a photo of a person and a dog walking away into the distance on a white sand beach

i’m sure most pet owners will agree that each of our furry companions have their own character quirks – we make up little stories about their lives, have imagined conversations, are sure that they have their own thoughts & feelings – and Finn was no exception.  one of the things that we found quite funny about him, and quite unexpected, was just how much he loved Kate Rusby (no, seriously!).  i love music, and listen to it constantly while i’m working; i especially like folky and traditional music, so that’s on quite a lot of the time in the dye studio.  Finn didn’t have massively strong opinions about most of it, but as soon as Kate Rusby came on, he would start to look happy and relaxed, and fall asleep almost before the song was finished (even as a young & over-energetic boy, it was quite remarkable!).
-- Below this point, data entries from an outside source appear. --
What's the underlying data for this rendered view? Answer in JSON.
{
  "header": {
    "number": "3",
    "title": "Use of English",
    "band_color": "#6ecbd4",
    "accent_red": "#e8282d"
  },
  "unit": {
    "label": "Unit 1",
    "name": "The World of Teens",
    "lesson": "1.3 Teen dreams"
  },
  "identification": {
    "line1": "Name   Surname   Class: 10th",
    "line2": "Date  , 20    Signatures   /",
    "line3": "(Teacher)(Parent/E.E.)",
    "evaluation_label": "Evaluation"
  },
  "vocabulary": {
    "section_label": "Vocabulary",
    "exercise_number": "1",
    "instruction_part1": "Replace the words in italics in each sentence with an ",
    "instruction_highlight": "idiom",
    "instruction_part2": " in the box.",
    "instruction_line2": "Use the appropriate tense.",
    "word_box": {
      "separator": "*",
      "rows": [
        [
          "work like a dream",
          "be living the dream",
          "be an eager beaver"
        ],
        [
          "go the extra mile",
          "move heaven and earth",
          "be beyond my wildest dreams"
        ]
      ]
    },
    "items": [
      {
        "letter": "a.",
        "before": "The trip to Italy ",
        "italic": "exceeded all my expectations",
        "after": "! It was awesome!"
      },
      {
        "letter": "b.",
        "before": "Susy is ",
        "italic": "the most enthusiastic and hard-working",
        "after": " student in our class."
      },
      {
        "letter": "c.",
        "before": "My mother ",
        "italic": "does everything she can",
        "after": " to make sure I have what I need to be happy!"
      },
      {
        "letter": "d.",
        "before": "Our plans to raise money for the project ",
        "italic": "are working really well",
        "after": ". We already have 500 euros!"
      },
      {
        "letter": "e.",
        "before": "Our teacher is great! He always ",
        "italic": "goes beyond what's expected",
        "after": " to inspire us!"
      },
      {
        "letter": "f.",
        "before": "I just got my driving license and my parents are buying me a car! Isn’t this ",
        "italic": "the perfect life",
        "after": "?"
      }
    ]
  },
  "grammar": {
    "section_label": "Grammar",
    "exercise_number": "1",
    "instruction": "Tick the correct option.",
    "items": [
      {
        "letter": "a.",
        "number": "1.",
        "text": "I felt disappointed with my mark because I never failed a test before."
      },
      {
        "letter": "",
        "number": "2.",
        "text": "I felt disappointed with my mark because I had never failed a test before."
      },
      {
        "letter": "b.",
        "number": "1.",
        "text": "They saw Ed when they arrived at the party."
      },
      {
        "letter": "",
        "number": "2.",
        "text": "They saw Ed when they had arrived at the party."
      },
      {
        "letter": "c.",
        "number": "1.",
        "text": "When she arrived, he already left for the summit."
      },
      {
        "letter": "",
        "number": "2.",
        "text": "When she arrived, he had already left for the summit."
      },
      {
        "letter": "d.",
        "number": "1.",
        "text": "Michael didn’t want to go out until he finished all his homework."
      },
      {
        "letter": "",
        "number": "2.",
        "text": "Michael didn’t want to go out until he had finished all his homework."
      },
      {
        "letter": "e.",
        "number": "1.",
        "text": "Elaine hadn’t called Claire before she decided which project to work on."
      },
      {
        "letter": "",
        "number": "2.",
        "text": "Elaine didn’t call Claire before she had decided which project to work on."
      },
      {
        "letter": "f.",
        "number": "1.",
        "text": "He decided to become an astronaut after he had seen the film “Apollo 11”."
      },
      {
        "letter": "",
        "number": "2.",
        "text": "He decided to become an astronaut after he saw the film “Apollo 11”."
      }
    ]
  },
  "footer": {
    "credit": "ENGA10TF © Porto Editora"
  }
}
we did often use this to our advantage, to try & de-stress him if he got anxious (he was quite a nervous little dude when we first got him, although he did mellow a lot over the years).  we played Kate Rusby for him when we were moving house; when we had to drive him all the way home from Stirling after a major knee surgery; we left it playing on my iPad in the car for him whenever we went on a ferry to the Hebrides; we even bought him Kate Rusby’s Christmas album one year as a present!  and without fail, every time, he would look happy & relaxed, and fall asleep.  one of our favourites was her version of the traditional song “Wild Mountain Thyme (Blooming Heather)”, because in the second chorus, a male voice comes in as harmony that we were pretty sure was what Finn would sound like if he could sing.

because of that, i’ll probably always associate this song with Finn, and especially with our trips to the Hebrides – we would always go to the stone circle Poball Fhinn in North Uist (for obvious reasons, as it translates as “Finn’s People”!) which is on a hillside covered with heather and looks beautiful in full bloom.

a photo of a standing stone on a hillside covered with purple and green heather

so this month, i’ve dyed up another new colourway, called “wild mountain thyme” – it has heathery layers of purple, green, rust, and blue, and i’m really happy with how it’s turned out.

a photo of skeins of yarn dyed in purples, greens, & blues.

there are a few skeins available in the web shop now on the merino 4ply, and it will be gradually rolled out across all bases soon!

2 Responses to wild mountain thyme

  1. Christian 11/09/2020 at 6:41 pm #

    So sorry to hear about Finn. We lost both our German Shepherds in the last couple of years. Tilly the white shepherd loved the Bob Dylan song “Make you feel my love” it is a song I’m fond of and contains the words “I’ve known it from the moment that we met
    No doubt in my mind where you belong” which I used to sing to her when we first adopted her. Skye’s (black as the Cuillins) favourite and very appropriate song was “Stupidly Happy” which exactly summed her up. Not sure yet what our latest dog’s choice of song will be but she fell asleep when I played the link in your post so maybe she is a fellow Kate Rusby fan.

  2. Elizabeth Martin 12/09/2020 at 7:12 am #

    This is such a lovely post. Tangible associations of objects, places and music with memories of loved ones can be so powerful.
    I hope you are knitting some of the beautiful WMT into something comforting for you both to wear in Finn’s honour.
    I shall look forward to its appearance on Shetland or the alpaca mix for my own wild mountain memories.